Anger over the disaster sparked protests and clashes. Police had to use force to put an end to all protests such as tear gas, water cannon and rubber bullets on anyone who set a car on fire. Sohel Rana, owner of Rana Plaza Individualism According to the Individualist Theory, the goal is to maximize profit for the stakeholders and to act in their best interest.
If the owner, Sohel Rana obeyed the building codes and warning signs the building would not have collapsed and killed 1, innocent workers and injured another 2, workers.
If they obeyed these codes and signs the building would still be in tact without cracks in the walls and they would still be producing for the five garment factories within.
By doing this they would have maximized profit as well because their business would have been able to hold its ground longer and keep producing. Instead they owner was greedy and wanted the profit now and did not look in the long run or in the best interest of the company.
Utilitarianism According to the Utilitarianism Theory, the action is deemed ethical if it promotes happiness to the maximum amount of people. Happiness and pleasure are the only things at intrinsic value and should be brought out to all beings capable of feeling it and doing so impartially.
The workers of the Bangladesh factory were not happy with their wages, hours, and working conditions. They were not happy when they had to choose between a months pay or putting their lives in danger in a factory that could collapse at any moment.
No pleasure was for them when the factory collapsed while they were working within in.The upper four floors of the plaza, for example, were reportedly constructed illegally without permits, and a crack was seen on the building exterior a day before the collapse.
The Collapse of Rana Plaza On April 24, , a commercial building in Savar, the capital of Bangladesh collapsed.
The death toll was estimated to be 1, bodies with just about 2, injured.
The eight-story building consisted of many small businesses as well as industry leading companies such as H&M, Tesco, Gap, Walart, and Disney.
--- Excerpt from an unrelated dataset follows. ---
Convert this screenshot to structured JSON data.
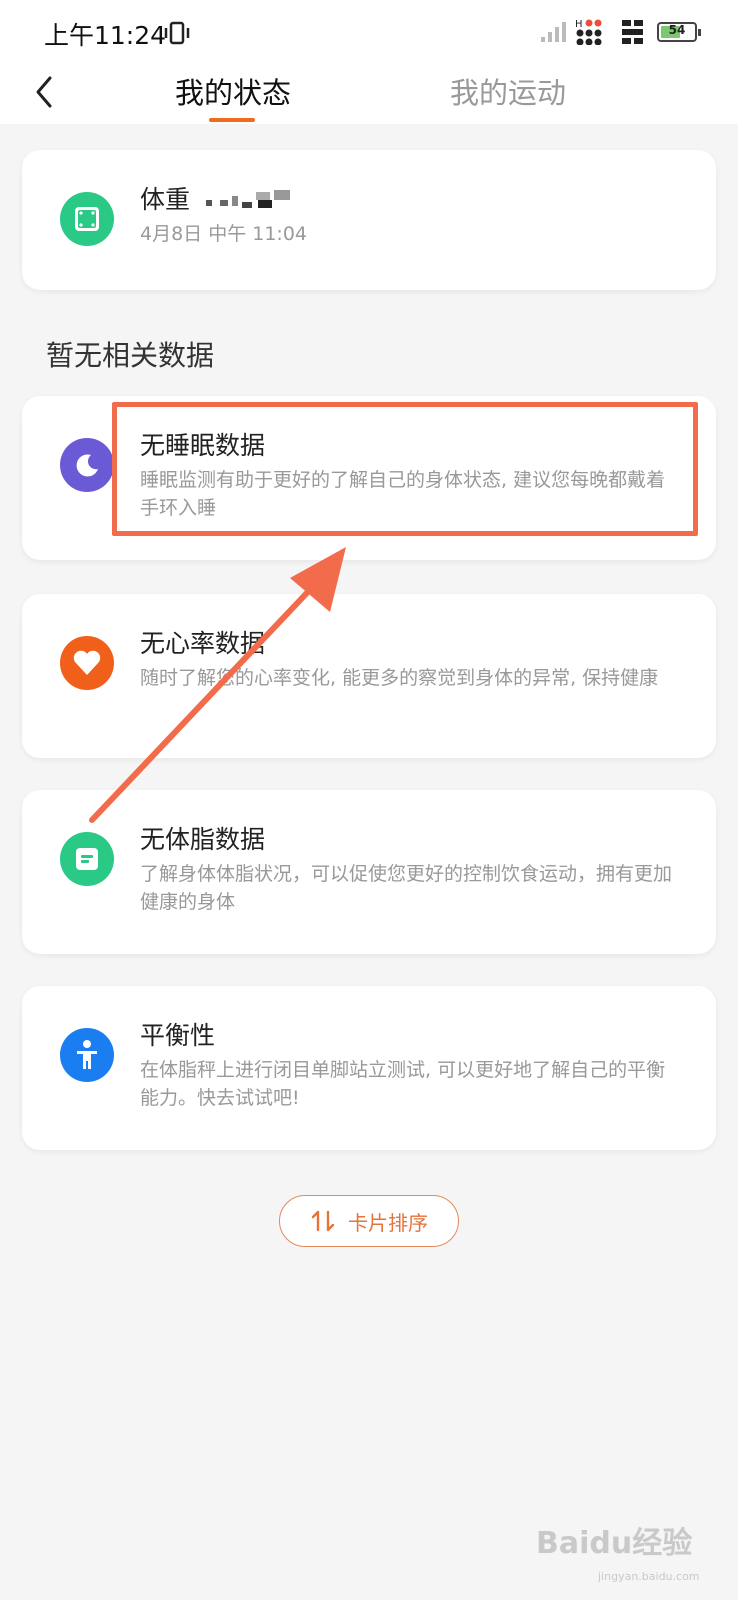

A court in Bangladesh has formally charged 38 people with murder in connection with the collapse of the Rana Plaza building which killed 1, people in the country’s worst industrial disaster.
- Journal 1 - Rana Plaza Garment Factory Collapse In April , an 8 storey garment factory, Rana Plaza, collapsed in Bangladesh and resulted in the worst accident in the garment production industry (Disaster at Rana Plaza; Corporate Social Responsibility, ).
Thousands of Bangladeshi garment workers have demanded justice on the anniversary of one of the world's worst industrial disasters — the collapse of the Rana Plaza factory complex that claimed. Disaster in Bangladesh: The Collapse of the Rana Plaza Building Case Solution After analyzing the issue from the economic perspective, it can be seen that Bangladesh is a very poor country and its entire employment as well as the growth in the economy is highly dependent on exporting textile related products to the outside world.